NEW DELHI — An Islamic State publication offered a detailed account of the bloody July 1 siege of a restaurant in Dhaka, the capital of Bangladesh, including the use of religious tests to distinguish Muslims from non-Muslims, who would then be killed.
The article, which appeared this week and also threatened further attacks in the country, bears the byline of Tamim Ahmed Chowdhury, a militant who was killed with two associates in a police raid in late August. Mr. Chowdhury, a Canadian citizen, had been identified by some analysts as the coordinator of the Islamic State’s activities in South Asia but had never been named by the group.
It is unusual for the Islamic State to publish the real names of its fighters, said Amarnath Amarasingam, a fellow at George Washington University’s Program on Extremism. Mr. Amarasingam said the Islamic State has been eager to “take ownership” of the Dhaka attack, which came at a time of military setbacks in its core territory in the Middle East.
Since Mr. Chowdhury’s death, there has been a lull in the small-scale attacks on foreigners, secular Bangladeshis and members of religious minorities that had occurred at regular intervals in recent years.
The July attack, on the Holey Artisan Bakery, in which 22 people were killed, was the most complex and large-scale operation to date by Islamic militants in Bangladesh’s recent history. Among the dead were numerous foreigners working in Bangladesh’s garment sector or for aid organizations.
In the aftermath of the attack, Bangladesh officials were under pressure to acknowledge that transnational terrorist organizations like the Islamic State were trying to build a presence in the country.
The authorities in Dhaka are still investigating the attack. On Sunday, they granted bail and released Tahmid Hasib Khan, a Bangladeshi man who had been held hostage in the restaurant and was arrested immediately after the ordeal on suspicion of conspiring with the attackers.
A second hostage, Hasnat Karim, remains in police custody, though some of the charges against him have been dismissed in court.
Sharmina Parveen Karim, Mr. Karim’s wife, said she hoped her husband would be released soon. “We are just waiting,” she said. “We can’t do anything but wait.”
The article published in the new edition of Rumiyah, the Islamic State’s newest media product, said the Holey Artisan Bakery had been selected as a target because it was “a sinister place where the Crusaders would gather to drink alcohol and commit vices throughout the night, feeling secure from the wrath of Allah that was awaiting them.”
It said the attackers set out to kill only non-Muslims in the restaurant and sorted their prisoners by religion, asking “very basic religious questions whose answers any Muslim youth or elderly would know.”
“Those who proved their Islam were treated with respect and mercy,” the account says, while those who did not “were treated with harshness and severity.”
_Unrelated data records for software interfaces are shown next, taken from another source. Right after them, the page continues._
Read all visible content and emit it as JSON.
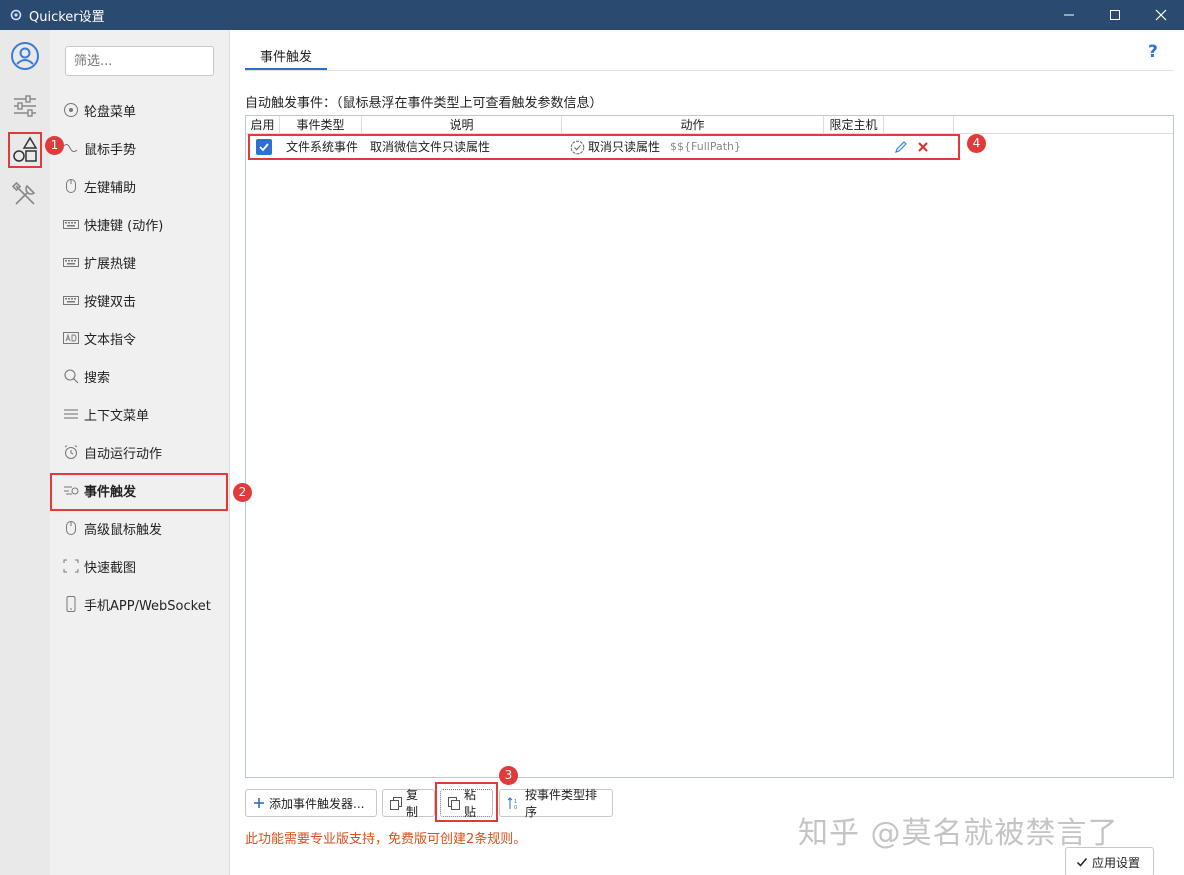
{
  "window": {
    "title": "Quicker设置",
    "icon": "gear-icon",
    "controls": [
      "minimize-icon",
      "maximize-icon",
      "close-icon"
    ]
  },
  "rail": {
    "items": [
      {
        "icon": "user-icon"
      },
      {
        "icon": "sliders-icon"
      },
      {
        "icon": "shapes-icon"
      },
      {
        "icon": "tools-icon"
      }
    ]
  },
  "nav": {
    "filter_placeholder": "筛选...",
    "items": [
      {
        "label": "轮盘菜单",
        "icon": "wheel-icon"
      },
      {
        "label": "鼠标手势",
        "icon": "gesture-icon"
      },
      {
        "label": "左键辅助",
        "icon": "mouse-icon"
      },
      {
        "label": "快捷键 (动作)",
        "icon": "keyboard-icon"
      },
      {
        "label": "扩展热键",
        "icon": "keyboard-icon"
      },
      {
        "label": "按键双击",
        "icon": "keyboard-icon"
      },
      {
        "label": "文本指令",
        "icon": "ad-icon"
      },
      {
        "label": "搜索",
        "icon": "search-icon"
      },
      {
        "label": "上下文菜单",
        "icon": "menu-icon"
      },
      {
        "label": "自动运行动作",
        "icon": "alarm-icon"
      },
      {
        "label": "事件触发",
        "icon": "event-icon"
      },
      {
        "label": "高级鼠标触发",
        "icon": "mouse-icon"
      },
      {
        "label": "快速截图",
        "icon": "screenshot-icon"
      },
      {
        "label": "手机APP/WebSocket",
        "icon": "phone-icon"
      }
    ],
    "active_index": 10
  },
  "main": {
    "tab": "事件触发",
    "help": "?",
    "section_label": "自动触发事件：（鼠标悬浮在事件类型上可查看触发参数信息）",
    "columns": [
      "启用",
      "事件类型",
      "说明",
      "动作",
      "限定主机"
    ],
    "rows": [
      {
        "enabled": true,
        "event_type": "文件系统事件",
        "description": "取消微信文件只读属性",
        "action": "取消只读属性",
        "action_param": "$${FullPath}",
        "host": ""
      }
    ]
  },
  "toolbar": {
    "add": "添加事件触发器...",
    "copy": "复制",
    "paste": "粘贴",
    "sort": "按事件类型排序"
  },
  "warning": "此功能需要专业版支持，免费版可创建2条规则。",
  "apply": "应用设置",
  "watermark": "知乎 @莫名就被禁言了",
  "annotations": [
    "1",
    "2",
    "3",
    "4"
  ],
  "colors": {
    "titlebar": "#2b4a70",
    "accent": "#2b6fc4",
    "annotation": "#e03a3a",
    "warning": "#d9501e"
  }
}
The account partially tallied with the testimonies of survivors. A Bangladeshi cook who survived said gunmen told him not to worry, because the attackers were killing only foreigners.
Ms. Karim, who was dining at the restaurant with her husband and two children, said the attackers had targeted Japanese and Italian customers who were obvious foreigners at first, and later began to ask those who remained whether they were Bangladeshi Muslims.
“They entered and started shooting straight away,” she said. “People were screaming, ‘Help, help,’ and fell to the floor once they were shot. Once they were certain that people were injured, they started to chop their throats, hands.”
Ms. Karim added that as dawn approached, the attackers debated whether to kill the remaining hostages and decided against it.
The article gives detailed biographies of the five attackers, noting that at least two had unsuccessfully tried to join Islamic State forces in Libya, Syria and other battlegrounds outside Bangladesh. It goes on to threaten further attacks on foreigners in Bangladesh, singling out “expats, tourists, diplomats, garment buyers, missionaries, sports teams and anyone else from the Crusader citizens to be found in Bengal.”
Masudur Rahman, a police spokesman, said that he had not read the Islamic State publication but that investigators had not found any links between Mr. Chowdhury’s militant network and the Islamic State. He said the police in Bangladesh had killed at least a dozen known militants since the restaurant siege.
“The way we see it, looking at the number of people we’ve arrested, and then adding that up with the number of people who have been killed in our raids, of course the militants’ operation is weaker,” he said.